Cristiano Ronaldo notched a tally of 55 goals in 55 games in the season 2012-2013 and history repeated itself yet again.

The then Real Madrid ace won no major title during that season, finishing only with a Spanish Super Cup winners' medal. On the contrary, Ribery was an instrumental contributor in Bayern Munich's treble that season albeit his statistics were nowhere near to that of Cristiano Ronaldo.

The aforementioned examples also compel us to the debate about how non-attackers are always left in the shadow of the goalscorers while being considered for the award. In their case, since they don't have a plethora of goal tallies to showcase, collective trophies actually tend to make a huge statement on their behalf and are sort of an evidence of their exemplary exploits.

The Champions League influence

The Champions League victory in 2017 all but guaranteed the Ballon d'Or for Cristiano Ronaldo
The Champions League victory in 2017 all but guaranteed the Ballon d'Or for Cristiano Ronaldo

The final verdict in recent years has been heavily influenced by many other factors, especially the Champions League. If you have cared to notice, the Ballon d'Or has been awarded to the player who has won the Champions League title since 2013. 

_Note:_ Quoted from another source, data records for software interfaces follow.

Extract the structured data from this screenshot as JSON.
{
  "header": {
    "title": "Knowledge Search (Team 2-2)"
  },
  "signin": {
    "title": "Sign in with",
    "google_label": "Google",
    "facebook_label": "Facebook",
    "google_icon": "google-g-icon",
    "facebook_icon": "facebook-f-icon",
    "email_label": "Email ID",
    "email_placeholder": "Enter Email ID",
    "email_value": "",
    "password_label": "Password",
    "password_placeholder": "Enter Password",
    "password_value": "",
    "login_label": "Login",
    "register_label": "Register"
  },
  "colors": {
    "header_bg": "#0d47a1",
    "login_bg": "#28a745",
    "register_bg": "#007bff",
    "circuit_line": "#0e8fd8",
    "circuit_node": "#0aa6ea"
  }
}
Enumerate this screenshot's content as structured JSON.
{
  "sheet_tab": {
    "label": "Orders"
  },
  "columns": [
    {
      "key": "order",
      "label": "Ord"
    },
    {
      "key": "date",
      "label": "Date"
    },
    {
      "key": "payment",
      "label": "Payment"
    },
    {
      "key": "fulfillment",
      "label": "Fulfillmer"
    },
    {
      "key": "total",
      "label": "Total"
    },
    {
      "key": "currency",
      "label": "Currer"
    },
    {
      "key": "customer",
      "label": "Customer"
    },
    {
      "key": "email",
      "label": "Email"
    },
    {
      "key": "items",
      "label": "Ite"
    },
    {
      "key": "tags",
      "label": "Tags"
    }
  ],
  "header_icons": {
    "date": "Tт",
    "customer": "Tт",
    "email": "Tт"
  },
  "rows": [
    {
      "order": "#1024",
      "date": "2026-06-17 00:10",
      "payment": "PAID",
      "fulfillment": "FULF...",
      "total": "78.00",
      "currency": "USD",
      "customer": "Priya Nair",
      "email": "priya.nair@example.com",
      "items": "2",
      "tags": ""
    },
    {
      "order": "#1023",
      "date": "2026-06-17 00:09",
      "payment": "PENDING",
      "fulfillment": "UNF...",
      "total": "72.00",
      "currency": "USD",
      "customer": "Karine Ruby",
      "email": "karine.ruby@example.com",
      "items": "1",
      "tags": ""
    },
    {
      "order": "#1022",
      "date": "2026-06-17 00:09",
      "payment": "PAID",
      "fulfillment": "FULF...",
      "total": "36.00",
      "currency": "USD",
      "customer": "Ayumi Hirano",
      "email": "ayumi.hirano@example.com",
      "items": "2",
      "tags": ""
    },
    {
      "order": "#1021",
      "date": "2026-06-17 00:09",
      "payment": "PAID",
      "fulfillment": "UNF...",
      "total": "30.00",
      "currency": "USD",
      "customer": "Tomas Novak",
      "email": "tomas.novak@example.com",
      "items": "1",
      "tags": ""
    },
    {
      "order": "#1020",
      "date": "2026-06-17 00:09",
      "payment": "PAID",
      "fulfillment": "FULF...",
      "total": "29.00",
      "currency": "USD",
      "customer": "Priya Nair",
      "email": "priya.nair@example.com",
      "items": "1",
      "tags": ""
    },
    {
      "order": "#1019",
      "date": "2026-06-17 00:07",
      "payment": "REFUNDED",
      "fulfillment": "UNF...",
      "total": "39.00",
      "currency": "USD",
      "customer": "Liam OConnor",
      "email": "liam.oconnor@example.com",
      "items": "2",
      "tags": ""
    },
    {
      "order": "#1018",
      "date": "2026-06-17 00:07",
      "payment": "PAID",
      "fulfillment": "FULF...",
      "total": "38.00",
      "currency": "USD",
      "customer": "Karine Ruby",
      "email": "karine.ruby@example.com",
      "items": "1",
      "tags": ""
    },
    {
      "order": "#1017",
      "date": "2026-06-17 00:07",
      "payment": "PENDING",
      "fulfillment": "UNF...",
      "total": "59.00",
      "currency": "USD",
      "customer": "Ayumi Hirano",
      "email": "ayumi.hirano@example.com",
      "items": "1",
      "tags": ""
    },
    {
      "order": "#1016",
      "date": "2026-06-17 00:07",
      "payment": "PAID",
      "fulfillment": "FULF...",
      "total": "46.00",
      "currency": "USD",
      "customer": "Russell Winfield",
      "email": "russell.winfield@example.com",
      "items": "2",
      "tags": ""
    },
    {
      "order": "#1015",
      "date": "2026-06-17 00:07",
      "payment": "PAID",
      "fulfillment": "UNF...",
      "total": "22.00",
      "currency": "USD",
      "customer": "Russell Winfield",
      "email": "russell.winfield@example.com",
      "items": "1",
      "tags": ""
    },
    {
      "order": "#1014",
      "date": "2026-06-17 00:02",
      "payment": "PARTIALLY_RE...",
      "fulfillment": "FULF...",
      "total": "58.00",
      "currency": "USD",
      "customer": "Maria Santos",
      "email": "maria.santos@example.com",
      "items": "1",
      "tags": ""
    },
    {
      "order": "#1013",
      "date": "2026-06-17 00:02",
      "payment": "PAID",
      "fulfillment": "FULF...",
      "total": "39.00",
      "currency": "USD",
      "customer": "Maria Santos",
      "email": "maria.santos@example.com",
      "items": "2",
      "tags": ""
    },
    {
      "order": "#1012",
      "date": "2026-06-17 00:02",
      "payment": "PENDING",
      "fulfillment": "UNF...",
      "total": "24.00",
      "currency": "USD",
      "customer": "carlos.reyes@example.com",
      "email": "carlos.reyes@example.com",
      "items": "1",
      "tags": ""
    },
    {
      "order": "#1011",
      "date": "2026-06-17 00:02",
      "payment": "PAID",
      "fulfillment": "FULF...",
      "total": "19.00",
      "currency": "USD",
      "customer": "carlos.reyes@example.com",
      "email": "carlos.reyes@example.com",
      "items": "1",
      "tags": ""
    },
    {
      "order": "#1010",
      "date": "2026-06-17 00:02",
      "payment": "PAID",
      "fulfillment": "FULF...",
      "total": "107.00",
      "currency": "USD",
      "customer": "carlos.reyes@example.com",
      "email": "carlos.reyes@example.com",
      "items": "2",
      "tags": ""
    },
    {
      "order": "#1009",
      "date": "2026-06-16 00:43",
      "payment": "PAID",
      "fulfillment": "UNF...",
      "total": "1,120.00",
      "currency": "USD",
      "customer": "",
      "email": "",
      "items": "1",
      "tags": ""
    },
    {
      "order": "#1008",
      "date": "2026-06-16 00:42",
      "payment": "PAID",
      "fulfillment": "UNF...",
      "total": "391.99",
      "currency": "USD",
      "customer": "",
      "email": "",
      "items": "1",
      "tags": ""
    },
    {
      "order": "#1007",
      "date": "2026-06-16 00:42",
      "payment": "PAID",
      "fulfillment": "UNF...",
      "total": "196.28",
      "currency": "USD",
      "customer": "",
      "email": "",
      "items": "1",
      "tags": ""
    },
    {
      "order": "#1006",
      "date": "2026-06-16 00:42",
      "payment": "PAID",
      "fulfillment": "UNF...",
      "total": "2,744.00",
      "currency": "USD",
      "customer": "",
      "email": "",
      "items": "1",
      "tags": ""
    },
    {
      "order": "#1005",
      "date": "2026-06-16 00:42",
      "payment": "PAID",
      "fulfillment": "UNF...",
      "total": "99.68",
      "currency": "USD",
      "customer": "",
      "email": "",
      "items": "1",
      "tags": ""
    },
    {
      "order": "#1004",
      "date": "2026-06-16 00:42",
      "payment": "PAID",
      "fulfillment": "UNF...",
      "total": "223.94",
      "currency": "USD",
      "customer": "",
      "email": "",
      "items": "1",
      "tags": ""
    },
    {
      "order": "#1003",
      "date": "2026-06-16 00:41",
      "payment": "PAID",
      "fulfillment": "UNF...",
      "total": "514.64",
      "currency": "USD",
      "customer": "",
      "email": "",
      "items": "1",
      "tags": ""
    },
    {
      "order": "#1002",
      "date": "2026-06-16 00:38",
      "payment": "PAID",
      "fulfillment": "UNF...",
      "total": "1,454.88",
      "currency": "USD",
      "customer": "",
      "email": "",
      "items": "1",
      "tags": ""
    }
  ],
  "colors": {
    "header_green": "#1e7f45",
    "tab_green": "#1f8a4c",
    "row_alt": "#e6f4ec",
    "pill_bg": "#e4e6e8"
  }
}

The bias towards the European tournament has also sort of deprived the importance of national leagues in recent times.

On the other hand side, CR7 won the trophy even after having six lackadaisical months following his Champions League victory in 2017.

Modric's claim to the land of paradise

Modric has won it fair and square
Modric has won it fair and square

Modric reached the promised land, breaking the shackles of the fearsome duopoly and clinching the Ballon d'Or. And he totally deserved to bask in the glory millions have only dreamed about.

Let's not forget peeps, the midfielder had already been decorated with the FIFA Best Player of the Year, the UEFA Best Player of the Year and the World Cup Golden Ball before resting his case for the greatest individual accolade.

Add to that his performances on a collective level - winning the Champions League and leading Croatia to the finals - and the magician deserves to lift the Ballon d'Or more than anybody else.

The Ballon d'Or has often been criticised for being inclined towards attackers, but in being handed to Modric, it has certainly regained a chunk of its lost credibility. The Croatian player's triumph now stands as a gleaming inspiration for all the non-attackers to dream of laying their hands on the prize one day.